By: Adalia WoodburyOct. 25th, 2011more from Adalia Woodbury
Florida’s mandatory drug testing law was temporary blocked by a Federal Judge Mary Scriven because it may violate the constitutional protection against improper search and seizures.
The measure in response to a suit filed by the ACLU on behalf of a 35-year-old Navy Veteran and single father who sought assistance while completing his college education. However, he like nearly 1600 applicants for social assistance refused to take the test.
A federal judge temporarily blocked Florida’s new law that requires welfare applicants to pass a drug test before receiving the benefits on Monday, saying it may violate the Constitution’s ban on unreasonable searches and seizures.
The ACLU filed the suit on behalf of a 35-year-old Navy veteran and single father. Luis Lebron was seeking benefits to finish his college degree, but refused to take the test. According to the the state Department of Children and Families 7,000 people who took the test passed it, while only 32 people tested positive, or 2% of welfare applicants.
Supporters of the law claim individuals who refuse to take the test do so because they will test positive. Perhaps there are other explanations. Maybe it’s because those who refused to submit to the test did so because the law infers that being poor means being a drug addict.
Perhaps it has something to do with the $25-$35 dollar fee. Sure it will be reimbursed if they pass the test. But if someone is seeking financial assistance, what are the odds that they can afford the test for the assistance they need?
Maybe it has something to do with the fact that Rick Scott stands to profit from the testing.
Some of the Republican Party’s presidential candidate wannabes suggest that if someone is unemployed it’s their fault. They offer the same sort of rhetoric for poverty.
When defending the law, Rick Scott spoke of personal responsibility and accountability. Eventually he admitted that he “knows” more people on welfare have a tendency to use drugs. (video link: ) cnn.com/video/?/video/bes…
Accoeding to MSNBC’s report on this story, the welfare allowance for a single person is $180.00 per month and for a family of four, $364.00
Think about that. For a single person that’s about $6 per day and roughly $3.00 per day for each person in a family of four to pay for all living expenses.
Now, if there were statistics to prove Rick Scott’s claim that welfare recipients were more likely to use drugs than someone who wasn’t, then one could at least accept that he was trying to solve a real problem. Few people would support the idea of using tax dollars to support someone’s drug addiction, be that an individual on welfare, a government employee, or a legislator.
However, this is about punishing and humiliating people because they are desperate enough to seek public assistance and if the judge is right, this is about inferring that the poor are not worthy of the rights and protections afforded to all Americans under the constitution.
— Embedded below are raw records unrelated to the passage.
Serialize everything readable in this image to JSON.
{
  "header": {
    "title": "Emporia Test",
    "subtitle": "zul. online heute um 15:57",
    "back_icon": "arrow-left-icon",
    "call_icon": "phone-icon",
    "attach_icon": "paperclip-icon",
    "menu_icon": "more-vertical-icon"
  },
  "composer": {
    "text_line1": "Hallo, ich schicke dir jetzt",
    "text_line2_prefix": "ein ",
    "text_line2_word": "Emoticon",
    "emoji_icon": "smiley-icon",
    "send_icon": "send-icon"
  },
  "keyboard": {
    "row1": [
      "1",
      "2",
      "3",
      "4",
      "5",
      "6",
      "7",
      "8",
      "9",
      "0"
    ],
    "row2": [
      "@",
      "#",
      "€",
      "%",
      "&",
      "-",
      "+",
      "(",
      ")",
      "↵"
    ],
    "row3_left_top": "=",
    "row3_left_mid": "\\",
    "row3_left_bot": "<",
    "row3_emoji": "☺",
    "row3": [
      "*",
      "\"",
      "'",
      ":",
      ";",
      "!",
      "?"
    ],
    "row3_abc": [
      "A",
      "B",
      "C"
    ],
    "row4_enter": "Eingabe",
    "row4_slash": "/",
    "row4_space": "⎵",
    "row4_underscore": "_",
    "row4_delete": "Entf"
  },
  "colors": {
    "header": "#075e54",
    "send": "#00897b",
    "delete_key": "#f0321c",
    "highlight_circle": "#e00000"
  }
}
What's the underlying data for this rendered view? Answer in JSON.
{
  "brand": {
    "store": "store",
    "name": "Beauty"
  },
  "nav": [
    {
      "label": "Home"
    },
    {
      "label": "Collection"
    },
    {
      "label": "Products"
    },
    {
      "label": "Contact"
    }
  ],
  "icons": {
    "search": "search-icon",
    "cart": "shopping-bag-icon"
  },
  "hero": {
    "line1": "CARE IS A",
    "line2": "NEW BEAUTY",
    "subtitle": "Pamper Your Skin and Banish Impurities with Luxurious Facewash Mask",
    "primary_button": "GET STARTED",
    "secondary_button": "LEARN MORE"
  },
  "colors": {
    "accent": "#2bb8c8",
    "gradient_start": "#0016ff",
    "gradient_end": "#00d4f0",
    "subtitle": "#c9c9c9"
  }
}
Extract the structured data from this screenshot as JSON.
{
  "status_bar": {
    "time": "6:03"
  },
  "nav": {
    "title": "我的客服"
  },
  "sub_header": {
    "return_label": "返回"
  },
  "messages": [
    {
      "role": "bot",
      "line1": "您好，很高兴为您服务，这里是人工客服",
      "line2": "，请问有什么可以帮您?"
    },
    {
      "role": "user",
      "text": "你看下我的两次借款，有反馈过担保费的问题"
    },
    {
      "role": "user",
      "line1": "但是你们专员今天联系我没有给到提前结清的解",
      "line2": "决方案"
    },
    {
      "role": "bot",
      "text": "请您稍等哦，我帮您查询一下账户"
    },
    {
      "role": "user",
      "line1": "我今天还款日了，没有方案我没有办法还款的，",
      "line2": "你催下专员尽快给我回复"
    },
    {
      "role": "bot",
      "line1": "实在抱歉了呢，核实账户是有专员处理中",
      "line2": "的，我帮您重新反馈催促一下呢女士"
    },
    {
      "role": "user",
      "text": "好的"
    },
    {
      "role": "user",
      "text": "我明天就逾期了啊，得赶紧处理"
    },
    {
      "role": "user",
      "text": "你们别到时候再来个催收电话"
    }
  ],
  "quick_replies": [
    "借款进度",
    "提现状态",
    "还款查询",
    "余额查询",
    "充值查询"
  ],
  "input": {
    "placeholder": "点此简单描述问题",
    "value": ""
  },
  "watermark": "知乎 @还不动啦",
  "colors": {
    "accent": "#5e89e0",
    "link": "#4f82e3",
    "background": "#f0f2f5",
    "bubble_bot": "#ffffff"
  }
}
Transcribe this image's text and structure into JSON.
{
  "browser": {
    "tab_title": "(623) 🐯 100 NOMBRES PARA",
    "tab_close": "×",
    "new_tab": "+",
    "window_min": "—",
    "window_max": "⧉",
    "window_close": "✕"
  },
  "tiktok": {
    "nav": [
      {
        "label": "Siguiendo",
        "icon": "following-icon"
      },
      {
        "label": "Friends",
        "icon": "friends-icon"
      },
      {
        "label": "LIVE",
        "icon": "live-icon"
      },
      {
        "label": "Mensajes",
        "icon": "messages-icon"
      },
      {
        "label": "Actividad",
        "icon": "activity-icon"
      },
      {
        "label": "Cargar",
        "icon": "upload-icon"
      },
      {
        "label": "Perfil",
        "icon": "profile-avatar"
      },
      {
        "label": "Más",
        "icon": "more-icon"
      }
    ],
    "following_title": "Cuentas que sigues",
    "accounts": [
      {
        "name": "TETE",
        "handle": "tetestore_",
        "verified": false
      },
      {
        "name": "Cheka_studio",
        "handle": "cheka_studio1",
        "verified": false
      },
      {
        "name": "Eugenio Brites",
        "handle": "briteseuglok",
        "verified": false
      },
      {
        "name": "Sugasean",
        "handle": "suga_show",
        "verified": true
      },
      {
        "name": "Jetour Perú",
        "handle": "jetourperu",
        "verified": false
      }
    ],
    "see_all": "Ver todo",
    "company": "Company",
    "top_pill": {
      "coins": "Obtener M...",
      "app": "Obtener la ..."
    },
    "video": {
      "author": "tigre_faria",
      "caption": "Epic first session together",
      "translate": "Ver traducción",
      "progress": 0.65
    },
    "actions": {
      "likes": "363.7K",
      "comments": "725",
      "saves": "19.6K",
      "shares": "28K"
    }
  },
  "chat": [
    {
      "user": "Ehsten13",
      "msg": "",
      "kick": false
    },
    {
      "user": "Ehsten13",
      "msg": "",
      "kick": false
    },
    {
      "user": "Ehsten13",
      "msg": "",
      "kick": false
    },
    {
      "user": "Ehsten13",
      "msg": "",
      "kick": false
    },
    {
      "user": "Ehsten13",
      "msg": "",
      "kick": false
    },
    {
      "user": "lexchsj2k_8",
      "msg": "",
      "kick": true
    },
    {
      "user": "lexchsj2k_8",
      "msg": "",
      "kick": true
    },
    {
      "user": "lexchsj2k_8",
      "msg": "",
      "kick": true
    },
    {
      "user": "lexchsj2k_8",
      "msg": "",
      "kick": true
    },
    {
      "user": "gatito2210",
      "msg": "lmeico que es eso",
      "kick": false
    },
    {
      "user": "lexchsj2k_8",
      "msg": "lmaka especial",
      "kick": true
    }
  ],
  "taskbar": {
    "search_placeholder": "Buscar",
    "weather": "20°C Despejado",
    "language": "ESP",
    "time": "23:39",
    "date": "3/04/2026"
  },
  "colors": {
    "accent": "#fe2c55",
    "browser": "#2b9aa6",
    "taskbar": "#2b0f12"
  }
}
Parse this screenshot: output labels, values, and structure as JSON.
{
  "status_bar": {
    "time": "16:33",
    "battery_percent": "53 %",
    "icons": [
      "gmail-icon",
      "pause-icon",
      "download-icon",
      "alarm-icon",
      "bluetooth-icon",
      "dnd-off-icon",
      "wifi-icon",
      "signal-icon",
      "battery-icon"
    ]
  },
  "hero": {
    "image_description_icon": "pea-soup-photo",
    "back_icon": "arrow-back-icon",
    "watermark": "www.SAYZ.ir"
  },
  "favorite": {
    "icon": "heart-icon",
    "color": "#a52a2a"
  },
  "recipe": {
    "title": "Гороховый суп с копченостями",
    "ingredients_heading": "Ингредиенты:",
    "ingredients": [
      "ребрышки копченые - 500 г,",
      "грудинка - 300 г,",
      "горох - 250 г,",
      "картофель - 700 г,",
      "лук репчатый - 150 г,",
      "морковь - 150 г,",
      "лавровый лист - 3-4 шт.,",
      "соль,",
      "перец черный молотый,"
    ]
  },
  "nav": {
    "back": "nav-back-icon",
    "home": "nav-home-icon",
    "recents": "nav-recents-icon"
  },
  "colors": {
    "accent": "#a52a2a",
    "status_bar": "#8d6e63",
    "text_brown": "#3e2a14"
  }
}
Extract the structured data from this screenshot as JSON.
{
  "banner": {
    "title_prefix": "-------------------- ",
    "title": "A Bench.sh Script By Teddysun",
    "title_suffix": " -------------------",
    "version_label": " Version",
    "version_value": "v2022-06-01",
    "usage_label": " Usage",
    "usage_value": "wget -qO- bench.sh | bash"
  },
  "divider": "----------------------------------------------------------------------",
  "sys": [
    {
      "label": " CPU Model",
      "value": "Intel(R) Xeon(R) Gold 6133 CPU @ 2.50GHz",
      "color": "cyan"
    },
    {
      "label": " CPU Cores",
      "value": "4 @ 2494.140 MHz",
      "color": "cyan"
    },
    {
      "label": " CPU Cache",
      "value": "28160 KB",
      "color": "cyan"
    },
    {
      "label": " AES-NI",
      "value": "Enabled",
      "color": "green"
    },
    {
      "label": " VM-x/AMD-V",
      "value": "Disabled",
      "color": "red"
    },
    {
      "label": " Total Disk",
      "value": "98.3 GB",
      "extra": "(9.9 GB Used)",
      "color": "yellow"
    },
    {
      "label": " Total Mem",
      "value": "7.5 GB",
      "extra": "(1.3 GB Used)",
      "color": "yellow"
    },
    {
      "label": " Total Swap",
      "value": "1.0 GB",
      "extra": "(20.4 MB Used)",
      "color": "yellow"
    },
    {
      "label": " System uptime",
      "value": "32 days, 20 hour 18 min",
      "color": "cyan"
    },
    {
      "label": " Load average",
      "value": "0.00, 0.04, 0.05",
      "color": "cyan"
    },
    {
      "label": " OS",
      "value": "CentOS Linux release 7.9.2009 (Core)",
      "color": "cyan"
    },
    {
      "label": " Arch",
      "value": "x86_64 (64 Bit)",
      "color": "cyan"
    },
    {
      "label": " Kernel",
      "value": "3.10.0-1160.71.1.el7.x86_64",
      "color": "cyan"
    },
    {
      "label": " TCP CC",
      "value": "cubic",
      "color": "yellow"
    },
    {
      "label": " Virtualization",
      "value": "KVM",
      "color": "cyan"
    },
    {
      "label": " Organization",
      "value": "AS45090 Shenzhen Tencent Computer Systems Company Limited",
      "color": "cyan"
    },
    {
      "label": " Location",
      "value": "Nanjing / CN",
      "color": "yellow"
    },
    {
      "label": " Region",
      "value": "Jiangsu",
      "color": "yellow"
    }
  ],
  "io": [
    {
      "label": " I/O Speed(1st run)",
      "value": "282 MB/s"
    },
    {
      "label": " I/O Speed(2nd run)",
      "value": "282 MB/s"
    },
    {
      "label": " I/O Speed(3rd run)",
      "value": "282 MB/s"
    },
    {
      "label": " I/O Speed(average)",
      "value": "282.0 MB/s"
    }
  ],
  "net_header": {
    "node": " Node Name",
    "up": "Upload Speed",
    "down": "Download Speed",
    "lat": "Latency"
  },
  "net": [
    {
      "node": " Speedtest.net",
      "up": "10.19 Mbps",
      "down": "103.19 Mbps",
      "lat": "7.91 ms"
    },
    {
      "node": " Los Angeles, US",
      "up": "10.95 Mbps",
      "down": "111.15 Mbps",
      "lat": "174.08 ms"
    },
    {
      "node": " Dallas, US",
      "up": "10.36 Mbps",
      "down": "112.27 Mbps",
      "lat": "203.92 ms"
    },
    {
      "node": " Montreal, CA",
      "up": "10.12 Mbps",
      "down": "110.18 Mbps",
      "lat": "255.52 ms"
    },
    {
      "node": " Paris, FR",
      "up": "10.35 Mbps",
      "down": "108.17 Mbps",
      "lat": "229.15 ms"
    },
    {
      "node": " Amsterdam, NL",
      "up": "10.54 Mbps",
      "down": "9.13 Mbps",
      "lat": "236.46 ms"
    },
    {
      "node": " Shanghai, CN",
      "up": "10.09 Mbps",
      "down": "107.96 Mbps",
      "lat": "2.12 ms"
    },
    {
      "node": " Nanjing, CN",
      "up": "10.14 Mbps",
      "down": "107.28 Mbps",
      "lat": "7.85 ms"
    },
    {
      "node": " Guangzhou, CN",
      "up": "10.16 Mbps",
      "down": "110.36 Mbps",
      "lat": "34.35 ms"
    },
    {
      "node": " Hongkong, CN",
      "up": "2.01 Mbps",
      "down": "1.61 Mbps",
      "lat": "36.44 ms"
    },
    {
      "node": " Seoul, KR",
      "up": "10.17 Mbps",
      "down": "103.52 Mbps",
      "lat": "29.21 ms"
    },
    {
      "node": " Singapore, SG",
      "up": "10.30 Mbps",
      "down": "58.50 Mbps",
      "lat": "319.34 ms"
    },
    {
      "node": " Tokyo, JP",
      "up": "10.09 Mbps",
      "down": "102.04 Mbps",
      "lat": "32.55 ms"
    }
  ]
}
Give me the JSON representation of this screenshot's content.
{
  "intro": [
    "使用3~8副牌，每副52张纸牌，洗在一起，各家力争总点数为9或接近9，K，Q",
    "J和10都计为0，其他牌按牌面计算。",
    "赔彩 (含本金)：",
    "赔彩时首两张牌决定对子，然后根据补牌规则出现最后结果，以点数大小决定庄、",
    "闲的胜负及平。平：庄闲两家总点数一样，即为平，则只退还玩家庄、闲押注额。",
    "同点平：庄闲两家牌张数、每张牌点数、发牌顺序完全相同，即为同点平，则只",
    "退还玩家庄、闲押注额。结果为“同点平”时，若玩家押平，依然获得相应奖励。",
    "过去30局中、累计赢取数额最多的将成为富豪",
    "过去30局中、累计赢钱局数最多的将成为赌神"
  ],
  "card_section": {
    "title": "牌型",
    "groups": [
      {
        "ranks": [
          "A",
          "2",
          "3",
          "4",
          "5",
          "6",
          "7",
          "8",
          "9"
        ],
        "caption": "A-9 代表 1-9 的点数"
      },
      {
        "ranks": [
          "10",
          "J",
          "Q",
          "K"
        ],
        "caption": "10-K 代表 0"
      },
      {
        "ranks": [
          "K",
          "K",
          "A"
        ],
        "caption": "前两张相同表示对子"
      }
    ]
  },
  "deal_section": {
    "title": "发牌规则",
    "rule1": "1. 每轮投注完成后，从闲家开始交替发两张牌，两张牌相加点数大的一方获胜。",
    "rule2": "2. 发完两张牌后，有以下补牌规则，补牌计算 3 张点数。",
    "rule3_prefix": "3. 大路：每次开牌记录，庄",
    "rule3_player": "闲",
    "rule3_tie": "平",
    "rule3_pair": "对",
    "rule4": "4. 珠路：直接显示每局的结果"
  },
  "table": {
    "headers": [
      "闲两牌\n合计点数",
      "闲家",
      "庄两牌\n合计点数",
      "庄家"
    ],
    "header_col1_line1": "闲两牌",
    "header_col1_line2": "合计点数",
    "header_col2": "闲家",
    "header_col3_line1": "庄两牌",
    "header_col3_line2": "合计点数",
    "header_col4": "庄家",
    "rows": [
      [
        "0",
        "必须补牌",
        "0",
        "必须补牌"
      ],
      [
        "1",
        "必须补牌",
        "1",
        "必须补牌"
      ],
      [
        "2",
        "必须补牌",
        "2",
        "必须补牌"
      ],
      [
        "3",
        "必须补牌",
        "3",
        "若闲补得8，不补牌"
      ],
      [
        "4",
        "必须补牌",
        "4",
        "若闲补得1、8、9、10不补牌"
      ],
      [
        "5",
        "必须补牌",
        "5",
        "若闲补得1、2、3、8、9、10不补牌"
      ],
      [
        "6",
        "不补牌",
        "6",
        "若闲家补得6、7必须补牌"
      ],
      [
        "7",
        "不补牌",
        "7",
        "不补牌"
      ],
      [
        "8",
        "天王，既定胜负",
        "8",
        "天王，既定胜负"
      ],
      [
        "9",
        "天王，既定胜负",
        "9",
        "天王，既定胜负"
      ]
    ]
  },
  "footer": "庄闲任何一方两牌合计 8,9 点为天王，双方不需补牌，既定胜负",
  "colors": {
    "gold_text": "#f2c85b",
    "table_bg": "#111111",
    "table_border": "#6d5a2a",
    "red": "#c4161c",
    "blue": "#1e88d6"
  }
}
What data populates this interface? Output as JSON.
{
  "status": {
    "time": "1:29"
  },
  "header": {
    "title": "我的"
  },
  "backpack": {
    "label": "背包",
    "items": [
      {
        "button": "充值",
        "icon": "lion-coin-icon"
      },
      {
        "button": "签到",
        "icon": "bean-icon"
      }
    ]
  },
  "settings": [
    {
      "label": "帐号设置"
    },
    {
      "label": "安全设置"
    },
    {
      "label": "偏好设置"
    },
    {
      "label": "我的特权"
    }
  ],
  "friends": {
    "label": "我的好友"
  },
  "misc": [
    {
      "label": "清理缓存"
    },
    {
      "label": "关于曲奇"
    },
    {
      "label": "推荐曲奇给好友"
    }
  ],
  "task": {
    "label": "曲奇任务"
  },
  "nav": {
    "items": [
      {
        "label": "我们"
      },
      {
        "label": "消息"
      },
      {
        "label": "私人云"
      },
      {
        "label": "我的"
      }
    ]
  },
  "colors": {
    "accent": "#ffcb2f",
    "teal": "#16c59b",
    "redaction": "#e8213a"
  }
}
This law doesn’t even succeed on the claim that it would some how save money. Fortunately, for people seeking public assistance in Florida, Judge Scriven is more in tune with reality than the Governor and the legislators who passed this bill.